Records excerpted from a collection
_____
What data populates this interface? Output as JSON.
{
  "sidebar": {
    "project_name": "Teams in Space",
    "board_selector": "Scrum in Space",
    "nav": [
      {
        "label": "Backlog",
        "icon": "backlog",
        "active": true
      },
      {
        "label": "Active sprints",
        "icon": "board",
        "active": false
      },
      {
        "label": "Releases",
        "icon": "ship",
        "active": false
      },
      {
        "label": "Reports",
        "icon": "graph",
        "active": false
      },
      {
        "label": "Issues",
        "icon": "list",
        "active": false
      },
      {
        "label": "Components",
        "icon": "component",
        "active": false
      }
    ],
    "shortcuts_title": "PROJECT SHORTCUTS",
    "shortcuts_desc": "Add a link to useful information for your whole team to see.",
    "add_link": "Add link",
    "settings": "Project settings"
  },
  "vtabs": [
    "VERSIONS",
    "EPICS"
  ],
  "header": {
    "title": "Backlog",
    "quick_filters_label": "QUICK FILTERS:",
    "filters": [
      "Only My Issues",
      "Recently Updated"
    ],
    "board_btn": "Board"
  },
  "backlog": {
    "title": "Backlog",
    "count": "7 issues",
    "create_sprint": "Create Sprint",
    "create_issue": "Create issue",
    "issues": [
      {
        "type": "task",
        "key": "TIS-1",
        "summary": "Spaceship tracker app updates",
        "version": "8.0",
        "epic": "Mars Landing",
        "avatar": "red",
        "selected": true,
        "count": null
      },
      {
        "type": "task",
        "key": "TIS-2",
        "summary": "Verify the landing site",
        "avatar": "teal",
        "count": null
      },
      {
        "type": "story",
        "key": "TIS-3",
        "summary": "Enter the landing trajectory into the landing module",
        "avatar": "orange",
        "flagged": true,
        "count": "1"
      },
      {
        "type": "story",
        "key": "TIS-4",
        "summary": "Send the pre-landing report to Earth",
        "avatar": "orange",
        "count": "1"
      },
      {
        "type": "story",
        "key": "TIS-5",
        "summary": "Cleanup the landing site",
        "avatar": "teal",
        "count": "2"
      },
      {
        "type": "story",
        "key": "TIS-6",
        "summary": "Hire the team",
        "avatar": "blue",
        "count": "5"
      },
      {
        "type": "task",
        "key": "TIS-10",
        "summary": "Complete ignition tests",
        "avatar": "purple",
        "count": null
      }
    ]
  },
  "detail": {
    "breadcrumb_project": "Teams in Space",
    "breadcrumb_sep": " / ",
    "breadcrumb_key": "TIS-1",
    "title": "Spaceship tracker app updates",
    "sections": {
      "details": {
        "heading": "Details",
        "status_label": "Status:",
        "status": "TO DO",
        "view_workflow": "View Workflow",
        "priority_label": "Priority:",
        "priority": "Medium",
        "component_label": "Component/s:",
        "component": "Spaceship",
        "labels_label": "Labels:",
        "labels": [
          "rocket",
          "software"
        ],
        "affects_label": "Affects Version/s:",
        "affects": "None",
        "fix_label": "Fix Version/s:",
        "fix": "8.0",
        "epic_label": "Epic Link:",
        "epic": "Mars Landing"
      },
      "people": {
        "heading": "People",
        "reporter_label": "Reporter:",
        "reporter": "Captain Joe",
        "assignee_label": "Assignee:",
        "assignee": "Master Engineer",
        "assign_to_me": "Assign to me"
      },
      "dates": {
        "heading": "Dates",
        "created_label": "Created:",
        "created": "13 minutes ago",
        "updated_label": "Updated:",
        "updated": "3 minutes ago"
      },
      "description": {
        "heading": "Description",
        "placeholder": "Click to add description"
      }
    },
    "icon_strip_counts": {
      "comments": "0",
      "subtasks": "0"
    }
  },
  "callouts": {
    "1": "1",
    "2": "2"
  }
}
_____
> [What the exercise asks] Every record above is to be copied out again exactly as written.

> [Your response]
What data populates this interface? Output as JSON.
{
  "sidebar": {
    "project_name": "Teams in Space",
    "board_selector": "Scrum in Space",
    "nav": [
      {
        "label": "Backlog",
        "icon": "backlog",
        "active": true
      },
      {
        "label": "Active sprints",
        "icon": "board",
        "active": false
      },
      {
        "label": "Releases",
        "icon": "ship",
        "active": false
      },
      {
        "label": "Reports",
        "icon": "graph",
        "active": false
      },
      {
        "label": "Issues",
        "icon": "list",
        "active": false
      },
      {
        "label": "Components",
        "icon": "component",
        "active": false
      }
    ],
    "shortcuts_title": "PROJECT SHORTCUTS",
    "shortcuts_desc": "Add a link to useful information for your whole team to see.",
    "add_link": "Add link",
    "settings": "Project settings"
  },
  "vtabs": [
    "VERSIONS",
    "EPICS"
  ],
  "header": {
    "title": "Backlog",
    "quick_filters_label": "QUICK FILTERS:",
    "filters": [
      "Only My Issues",
      "Recently Updated"
    ],
    "board_btn": "Board"
  },
  "backlog": {
    "title": "Backlog",
    "count": "7 issues",
    "create_sprint": "Create Sprint",
    "create_issue": "Create issue",
    "issues": [
      {
        "type": "task",
        "key": "TIS-1",
        "summary": "Spaceship tracker app updates",
        "version": "8.0",
        "epic": "Mars Landing",
        "avatar": "red",
        "selected": true,
        "count": null
      },
      {
        "type": "task",
        "key": "TIS-2",
        "summary": "Verify the landing site",
        "avatar": "teal",
        "count": null
      },
      {
        "type": "story",
        "key": "TIS-3",
        "summary": "Enter the landing trajectory into the landing module",
        "avatar": "orange",
        "flagged": true,
        "count": "1"
      },
      {
        "type": "story",
        "key": "TIS-4",
        "summary": "Send the pre-landing report to Earth",
        "avatar": "orange",
        "count": "1"
      },
      {
        "type": "story",
        "key": "TIS-5",
        "summary": "Cleanup the landing site",
        "avatar": "teal",
        "count": "2"
      },
      {
        "type": "story",
        "key": "TIS-6",
        "summary": "Hire the team",
        "avatar": "blue",
        "count": "5"
      },
      {
        "type": "task",
        "key": "TIS-10",
        "summary": "Complete ignition tests",
        "avatar": "purple",
        "count": null
      }
    ]
  },
  "detail": {
    "breadcrumb_project": "Teams in Space",
    "breadcrumb_sep": " / ",
    "breadcrumb_key": "TIS-1",
    "title": "Spaceship tracker app updates",
    "sections": {
      "details": {
        "heading": "Details",
        "status_label": "Status:",
        "status": "TO DO",
        "view_workflow": "View Workflow",
        "priority_label": "Priority:",
        "priority": "Medium",
        "component_label": "Component/s:",
        "component": "Spaceship",
        "labels_label": "Labels:",
        "labels": [
          "rocket",
          "software"
        ],
        "affects_label": "Affects Version/s:",
        "affects": "None",
        "fix_label": "Fix Version/s:",
        "fix": "8.0",
        "epic_label": "Epic Link:",
        "epic": "Mars Landing"
      },
      "people": {
        "heading": "People",
        "reporter_label": "Reporter:",
        "reporter": "Captain Joe",
        "assignee_label": "Assignee:",
        "assignee": "Master Engineer",
        "assign_to_me": "Assign to me"
      },
      "dates": {
        "heading": "Dates",
        "created_label": "Created:",
        "created": "13 minutes ago",
        "updated_label": "Updated:",
        "updated": "3 minutes ago"
      },
      "description": {
        "heading": "Description",
        "placeholder": "Click to add description"
      }
    },
    "icon_strip_counts": {
      "comments": "0",
      "subtasks": "0"
    }
  },
  "callouts": {
    "1": "1",
    "2": "2"
  }
}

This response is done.